◆ Task to carry out ◆
Exactly reproduce each record listed below.
++++ Input for this task
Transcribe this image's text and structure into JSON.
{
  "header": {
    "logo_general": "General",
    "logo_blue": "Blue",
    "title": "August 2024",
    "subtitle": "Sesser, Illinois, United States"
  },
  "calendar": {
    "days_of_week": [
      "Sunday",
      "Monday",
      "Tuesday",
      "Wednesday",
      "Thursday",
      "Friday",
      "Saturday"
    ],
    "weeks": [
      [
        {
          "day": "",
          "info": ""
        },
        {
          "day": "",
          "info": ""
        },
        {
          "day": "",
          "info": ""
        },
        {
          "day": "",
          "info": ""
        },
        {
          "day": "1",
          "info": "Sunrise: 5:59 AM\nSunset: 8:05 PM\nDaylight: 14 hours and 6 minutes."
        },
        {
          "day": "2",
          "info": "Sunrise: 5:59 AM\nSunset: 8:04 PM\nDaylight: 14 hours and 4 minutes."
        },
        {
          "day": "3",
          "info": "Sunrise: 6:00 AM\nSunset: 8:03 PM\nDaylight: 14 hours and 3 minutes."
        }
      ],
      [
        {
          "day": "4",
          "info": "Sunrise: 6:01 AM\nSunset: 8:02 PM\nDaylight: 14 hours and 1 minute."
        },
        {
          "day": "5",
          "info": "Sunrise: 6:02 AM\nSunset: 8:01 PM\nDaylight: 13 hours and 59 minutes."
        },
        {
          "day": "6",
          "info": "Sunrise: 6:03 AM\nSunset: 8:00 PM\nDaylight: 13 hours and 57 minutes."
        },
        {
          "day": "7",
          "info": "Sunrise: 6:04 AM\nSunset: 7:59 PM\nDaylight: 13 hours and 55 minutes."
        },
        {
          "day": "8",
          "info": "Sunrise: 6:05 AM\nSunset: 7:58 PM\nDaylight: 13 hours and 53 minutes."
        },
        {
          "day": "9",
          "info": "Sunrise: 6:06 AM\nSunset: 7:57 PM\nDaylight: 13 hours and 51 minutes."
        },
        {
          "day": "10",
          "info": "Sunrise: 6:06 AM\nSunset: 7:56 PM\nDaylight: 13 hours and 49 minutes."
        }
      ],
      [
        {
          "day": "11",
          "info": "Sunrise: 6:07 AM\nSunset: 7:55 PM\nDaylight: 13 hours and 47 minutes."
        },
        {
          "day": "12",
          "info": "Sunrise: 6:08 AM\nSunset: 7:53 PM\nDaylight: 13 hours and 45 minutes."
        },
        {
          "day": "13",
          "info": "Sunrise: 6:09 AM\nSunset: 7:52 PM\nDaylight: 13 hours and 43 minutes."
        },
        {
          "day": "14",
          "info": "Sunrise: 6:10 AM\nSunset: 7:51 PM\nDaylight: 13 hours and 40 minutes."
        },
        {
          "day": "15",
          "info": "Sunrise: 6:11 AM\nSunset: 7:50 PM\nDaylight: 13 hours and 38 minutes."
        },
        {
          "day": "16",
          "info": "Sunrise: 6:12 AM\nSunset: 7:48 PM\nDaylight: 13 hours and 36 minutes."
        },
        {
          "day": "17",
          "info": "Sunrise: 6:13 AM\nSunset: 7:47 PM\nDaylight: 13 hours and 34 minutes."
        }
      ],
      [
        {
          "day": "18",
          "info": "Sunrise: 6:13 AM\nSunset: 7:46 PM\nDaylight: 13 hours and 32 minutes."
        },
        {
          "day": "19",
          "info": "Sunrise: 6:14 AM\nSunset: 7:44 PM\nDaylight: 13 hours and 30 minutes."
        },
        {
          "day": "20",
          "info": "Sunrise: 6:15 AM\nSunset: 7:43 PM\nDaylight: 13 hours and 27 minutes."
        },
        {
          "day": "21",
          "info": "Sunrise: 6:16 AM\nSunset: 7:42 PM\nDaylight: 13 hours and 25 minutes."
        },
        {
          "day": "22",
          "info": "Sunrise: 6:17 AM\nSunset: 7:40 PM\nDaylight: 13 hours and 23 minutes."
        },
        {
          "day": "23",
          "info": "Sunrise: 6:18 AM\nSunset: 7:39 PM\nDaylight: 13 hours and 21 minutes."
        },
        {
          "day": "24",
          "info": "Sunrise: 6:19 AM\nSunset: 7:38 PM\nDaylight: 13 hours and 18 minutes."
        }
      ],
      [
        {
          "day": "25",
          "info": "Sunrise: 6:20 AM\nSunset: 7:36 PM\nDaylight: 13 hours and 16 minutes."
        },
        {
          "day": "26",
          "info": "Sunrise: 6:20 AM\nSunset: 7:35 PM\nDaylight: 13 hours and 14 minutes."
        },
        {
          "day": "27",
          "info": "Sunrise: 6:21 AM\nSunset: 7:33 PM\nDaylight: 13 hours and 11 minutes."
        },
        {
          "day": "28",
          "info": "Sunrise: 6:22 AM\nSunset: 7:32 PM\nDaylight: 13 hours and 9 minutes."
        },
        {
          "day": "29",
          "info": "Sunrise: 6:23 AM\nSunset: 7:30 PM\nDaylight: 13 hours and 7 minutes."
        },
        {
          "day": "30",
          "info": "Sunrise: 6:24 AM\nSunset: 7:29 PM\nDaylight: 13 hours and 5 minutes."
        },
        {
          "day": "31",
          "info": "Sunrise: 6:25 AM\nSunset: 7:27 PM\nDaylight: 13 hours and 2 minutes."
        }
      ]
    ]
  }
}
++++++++
◆ Answer area ◆
Transcribe this image's text and structure into JSON.
{
  "header": {
    "logo_general": "General",
    "logo_blue": "Blue",
    "title": "August 2024",
    "subtitle": "Sesser, Illinois, United States"
  },
  "calendar": {
    "days_of_week": [
      "Sunday",
      "Monday",
      "Tuesday",
      "Wednesday",
      "Thursday",
      "Friday",
      "Saturday"
    ],
    "weeks": [
      [
        {
          "day": "",
          "info": ""
        },
        {
          "day": "",
          "info": ""
        },
        {
          "day": "",
          "info": ""
        },
        {
          "day": "",
          "info": ""
        },
        {
          "day": "1",
          "info": "Sunrise: 5:59 AM\nSunset: 8:05 PM\nDaylight: 14 hours and 6 minutes."
        },
        {
          "day": "2",
          "info": "Sunrise: 5:59 AM\nSunset: 8:04 PM\nDaylight: 14 hours and 4 minutes."
        },
        {
          "day": "3",
          "info": "Sunrise: 6:00 AM\nSunset: 8:03 PM\nDaylight: 14 hours and 3 minutes."
        }
      ],
      [
        {
          "day": "4",
          "info": "Sunrise: 6:01 AM\nSunset: 8:02 PM\nDaylight: 14 hours and 1 minute."
        },
        {
          "day": "5",
          "info": "Sunrise: 6:02 AM\nSunset: 8:01 PM\nDaylight: 13 hours and 59 minutes."
        },
        {
          "day": "6",
          "info": "Sunrise: 6:03 AM\nSunset: 8:00 PM\nDaylight: 13 hours and 57 minutes."
        },
        {
          "day": "7",
          "info": "Sunrise: 6:04 AM\nSunset: 7:59 PM\nDaylight: 13 hours and 55 minutes."
        },
        {
          "day": "8",
          "info": "Sunrise: 6:05 AM\nSunset: 7:58 PM\nDaylight: 13 hours and 53 minutes."
        },
        {
          "day": "9",
          "info": "Sunrise: 6:06 AM\nSunset: 7:57 PM\nDaylight: 13 hours and 51 minutes."
        },
        {
          "day": "10",
          "info": "Sunrise: 6:06 AM\nSunset: 7:56 PM\nDaylight: 13 hours and 49 minutes."
        }
      ],
      [
        {
          "day": "11",
          "info": "Sunrise: 6:07 AM\nSunset: 7:55 PM\nDaylight: 13 hours and 47 minutes."
        },
        {
          "day": "12",
          "info": "Sunrise: 6:08 AM\nSunset: 7:53 PM\nDaylight: 13 hours and 45 minutes."
        },
        {
          "day": "13",
          "info": "Sunrise: 6:09 AM\nSunset: 7:52 PM\nDaylight: 13 hours and 43 minutes."
        },
        {
          "day": "14",
          "info": "Sunrise: 6:10 AM\nSunset: 7:51 PM\nDaylight: 13 hours and 40 minutes."
        },
        {
          "day": "15",
          "info": "Sunrise: 6:11 AM\nSunset: 7:50 PM\nDaylight: 13 hours and 38 minutes."
        },
        {
          "day": "16",
          "info": "Sunrise: 6:12 AM\nSunset: 7:48 PM\nDaylight: 13 hours and 36 minutes."
        },
        {
          "day": "17",
          "info": "Sunrise: 6:13 AM\nSunset: 7:47 PM\nDaylight: 13 hours and 34 minutes."
        }
      ],
      [
        {
          "day": "18",
          "info": "Sunrise: 6:13 AM\nSunset: 7:46 PM\nDaylight: 13 hours and 32 minutes."
        },
        {
          "day": "19",
          "info": "Sunrise: 6:14 AM\nSunset: 7:44 PM\nDaylight: 13 hours and 30 minutes."
        },
        {
          "day": "20",
          "info": "Sunrise: 6:15 AM\nSunset: 7:43 PM\nDaylight: 13 hours and 27 minutes."
        },
        {
          "day": "21",
          "info": "Sunrise: 6:16 AM\nSunset: 7:42 PM\nDaylight: 13 hours and 25 minutes."
        },
        {
          "day": "22",
          "info": "Sunrise: 6:17 AM\nSunset: 7:40 PM\nDaylight: 13 hours and 23 minutes."
        },
        {
          "day": "23",
          "info": "Sunrise: 6:18 AM\nSunset: 7:39 PM\nDaylight: 13 hours and 21 minutes."
        },
        {
          "day": "24",
          "info": "Sunrise: 6:19 AM\nSunset: 7:38 PM\nDaylight: 13 hours and 18 minutes."
        }
      ],
      [
        {
          "day": "25",
          "info": "Sunrise: 6:20 AM\nSunset: 7:36 PM\nDaylight: 13 hours and 16 minutes."
        },
        {
          "day": "26",
          "info": "Sunrise: 6:20 AM\nSunset: 7:35 PM\nDaylight: 13 hours and 14 minutes."
        },
        {
          "day": "27",
          "info": "Sunrise: 6:21 AM\nSunset: 7:33 PM\nDaylight: 13 hours and 11 minutes."
        },
        {
          "day": "28",
          "info": "Sunrise: 6:22 AM\nSunset: 7:32 PM\nDaylight: 13 hours and 9 minutes."
        },
        {
          "day": "29",
          "info": "Sunrise: 6:23 AM\nSunset: 7:30 PM\nDaylight: 13 hours and 7 minutes."
        },
        {
          "day": "30",
          "info": "Sunrise: 6:24 AM\nSunset: 7:29 PM\nDaylight: 13 hours and 5 minutes."
        },
        {
          "day": "31",
          "info": "Sunrise: 6:25 AM\nSunset: 7:27 PM\nDaylight: 13 hours and 2 minutes."
        }
      ]
    ]
  }
}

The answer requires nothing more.